Gregory J. Heym
Executive Vice President, Chief Economist
By CHRISTINE HAUGHNEY
While the national housing market is struggling with rising inventory and weakening home values, the prices and number of apartments selling in Manhattan rose in the first three months of this year, according to data released yesterday by several of New York City’s largest real estate brokerages.
Sales volume in Manhattan was up 12 percent over the fourth quarter of last year, according to data provided by Brown Harris Stevens and Halstead Property.
Those two brokerages also said that the average price for a Manhattan apartment, including both co-ops and condominiums, rose 6 percent in the first three months of this year over the fourth quarter of 2006. The Corcoran Group said prices rose 12 percent, and Prudential Douglas Elliman put the increase at 5.4 percent.
Even greater increases were seen in the prices being paid for the largest apartments in Manhattan and for apartments in Brooklyn. The wealthiest New Yorkers paid 20 percent more for apartments with four or more bedrooms than they did in the first quarter a year ago. Buyers also paid an average of 22 percent more than they did a year ago for Brooklyn apartments, especially those in newly constructed or converted buildings.
The market got off to a robust start at the beginning of this year when brokers and real estate analysts reported that prospective buyers were crowding open houses and engaging in bidding wars.
“In the second quarter, I think we’re going to see more appreciation because of the high level of activity” early this year, said Jonathan Miller, president of Miller Samuel, an appraisal firm.
Brown Harris Stevens reported that the average price of an apartment in Manhattan rose to $1.22 million in the first quarter of this year, up from $1.14 million in the last quarter of 2006, but down from $1.26 million in the first quarter of 2006. The Corcoran Group and Prudential Douglas Elliman reported similar trends.
The numbers indicate that New Yorkers are not resorting to the extremes that were common in the market several years ago, when some buyers fought for apartments they had barely seen.
In the past year, demand slowed but more recently picked up, data showed.
“People were holding back a little bit more a year ago,” said Hall Wilkie, president of Brown Harris Stevens, though he added, “Anybody who was holding back, isn’t.”
While all of the brokerages reported that sales volume increased in the first three months of this year from the fourth quarter of 2006, they reported vastly different numbers. Several companies reported a 10 percent to 12 percent increase, but Prudential Douglas Elliman reported a 42 percent increase.
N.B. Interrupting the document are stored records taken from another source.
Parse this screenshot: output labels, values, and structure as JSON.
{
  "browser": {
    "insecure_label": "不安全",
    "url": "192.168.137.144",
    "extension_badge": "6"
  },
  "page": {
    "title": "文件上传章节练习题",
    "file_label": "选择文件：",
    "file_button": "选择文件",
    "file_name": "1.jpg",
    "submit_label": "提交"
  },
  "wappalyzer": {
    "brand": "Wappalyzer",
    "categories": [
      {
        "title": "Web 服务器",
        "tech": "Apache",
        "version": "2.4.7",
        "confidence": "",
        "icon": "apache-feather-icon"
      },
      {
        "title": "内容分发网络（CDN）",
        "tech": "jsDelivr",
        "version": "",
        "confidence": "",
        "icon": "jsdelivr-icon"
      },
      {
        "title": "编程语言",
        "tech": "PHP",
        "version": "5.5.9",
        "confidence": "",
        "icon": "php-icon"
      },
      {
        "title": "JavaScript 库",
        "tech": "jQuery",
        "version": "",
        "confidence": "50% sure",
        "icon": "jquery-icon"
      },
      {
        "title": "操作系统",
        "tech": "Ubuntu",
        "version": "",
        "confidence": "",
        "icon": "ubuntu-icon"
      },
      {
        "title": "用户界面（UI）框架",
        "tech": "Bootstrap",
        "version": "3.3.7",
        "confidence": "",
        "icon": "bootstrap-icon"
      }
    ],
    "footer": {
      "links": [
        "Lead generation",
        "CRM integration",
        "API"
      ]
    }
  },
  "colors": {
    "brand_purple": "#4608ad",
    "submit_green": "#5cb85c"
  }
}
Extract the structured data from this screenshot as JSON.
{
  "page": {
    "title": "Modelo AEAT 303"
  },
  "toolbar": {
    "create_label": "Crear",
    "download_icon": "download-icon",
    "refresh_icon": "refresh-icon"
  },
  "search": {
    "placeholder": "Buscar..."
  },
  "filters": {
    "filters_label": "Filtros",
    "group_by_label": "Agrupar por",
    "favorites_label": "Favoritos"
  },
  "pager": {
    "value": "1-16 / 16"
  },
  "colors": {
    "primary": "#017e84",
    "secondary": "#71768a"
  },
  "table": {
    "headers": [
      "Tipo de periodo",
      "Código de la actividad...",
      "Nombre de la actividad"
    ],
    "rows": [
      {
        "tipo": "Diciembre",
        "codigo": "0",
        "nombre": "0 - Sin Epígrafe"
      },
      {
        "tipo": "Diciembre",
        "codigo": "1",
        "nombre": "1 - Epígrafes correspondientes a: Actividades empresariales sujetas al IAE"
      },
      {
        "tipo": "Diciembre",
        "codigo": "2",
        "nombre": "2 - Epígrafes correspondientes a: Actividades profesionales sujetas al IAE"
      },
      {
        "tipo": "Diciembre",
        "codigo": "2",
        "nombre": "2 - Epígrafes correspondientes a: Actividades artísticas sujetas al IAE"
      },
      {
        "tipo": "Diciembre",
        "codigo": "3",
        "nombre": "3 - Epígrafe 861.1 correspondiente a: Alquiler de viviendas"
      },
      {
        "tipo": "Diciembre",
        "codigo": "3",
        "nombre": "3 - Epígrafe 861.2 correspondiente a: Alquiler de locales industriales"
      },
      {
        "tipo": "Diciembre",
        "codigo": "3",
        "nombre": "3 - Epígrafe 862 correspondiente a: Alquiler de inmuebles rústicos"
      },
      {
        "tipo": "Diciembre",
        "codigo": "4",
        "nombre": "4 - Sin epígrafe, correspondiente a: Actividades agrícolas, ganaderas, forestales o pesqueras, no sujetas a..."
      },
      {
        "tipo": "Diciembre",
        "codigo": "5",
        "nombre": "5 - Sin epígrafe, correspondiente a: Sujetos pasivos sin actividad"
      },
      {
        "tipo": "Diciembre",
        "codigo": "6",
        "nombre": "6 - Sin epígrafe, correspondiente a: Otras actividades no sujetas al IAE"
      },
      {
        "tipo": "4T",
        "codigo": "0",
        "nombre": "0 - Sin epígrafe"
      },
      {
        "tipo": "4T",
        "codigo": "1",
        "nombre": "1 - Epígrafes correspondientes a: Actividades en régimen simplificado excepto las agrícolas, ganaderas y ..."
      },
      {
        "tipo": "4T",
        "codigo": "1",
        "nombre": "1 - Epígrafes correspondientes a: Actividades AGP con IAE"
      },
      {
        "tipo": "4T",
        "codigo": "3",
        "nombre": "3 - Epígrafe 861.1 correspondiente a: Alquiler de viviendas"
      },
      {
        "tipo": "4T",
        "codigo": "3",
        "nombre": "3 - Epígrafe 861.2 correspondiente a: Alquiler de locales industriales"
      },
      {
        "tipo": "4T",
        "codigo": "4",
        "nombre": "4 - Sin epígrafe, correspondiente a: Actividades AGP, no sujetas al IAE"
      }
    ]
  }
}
Dottie Herman, the company’s president, said that number might partly be the result of the company’s increased reporting of co-op sales.
Some researchers noted that even though Wall Street experienced one of its most profitable bonus seasons, those buyers did not drive up the market as much as expected because they had so many co-ops and condos from which to choose.
Mr. Miller, the appraiser and author of the Prudential Douglas Elliman quarterly report, pointed out that Manhattan had 5,923 co-ops and condominiums for sale in the first quarter of 2007, compared with the median quarterly average of 5,200 over the last five years. He said that the large number of new condominiums about to be completed were keeping prices from rising too quickly.
The researchers said that the Wall Street money seemed to have the biggest effect on apartments with four bedrooms or more. Buyers paid roughly 20 percent more for an apartment with four bedrooms or more than they did in the same quarter last year. That translated into an average price of $7.9 million, according to data provided by Brown Harris Stevens and Halstead Property.
“You are paying a substantial premium for that fourth and fifth bedroom,” said John Burger, a managing director with Brown Harris Stevens and a specialist in these high-priced apartments. “The people will only step up to that size point if they need that space — two children at home, a child visiting from college.”
Buyers also seemed more willing to pay higher prices for new condominiums in Brooklyn. Corcoran said the average overall prices in Brooklyn rose 22 percent, to $628,000 in the first quarter of this year from $514,000 in the first quarter of 2006.
Frank Percesepe, a Corcoran Group regional vice president based in Brooklyn, said that so far there have been takers for the thousands of units that have been completed. “The more inventory that we’ve been getting, the more inventory we’ve been selling,” he said.
Copyright 2007 The New York Times Company
Tuesday, April 03, 2007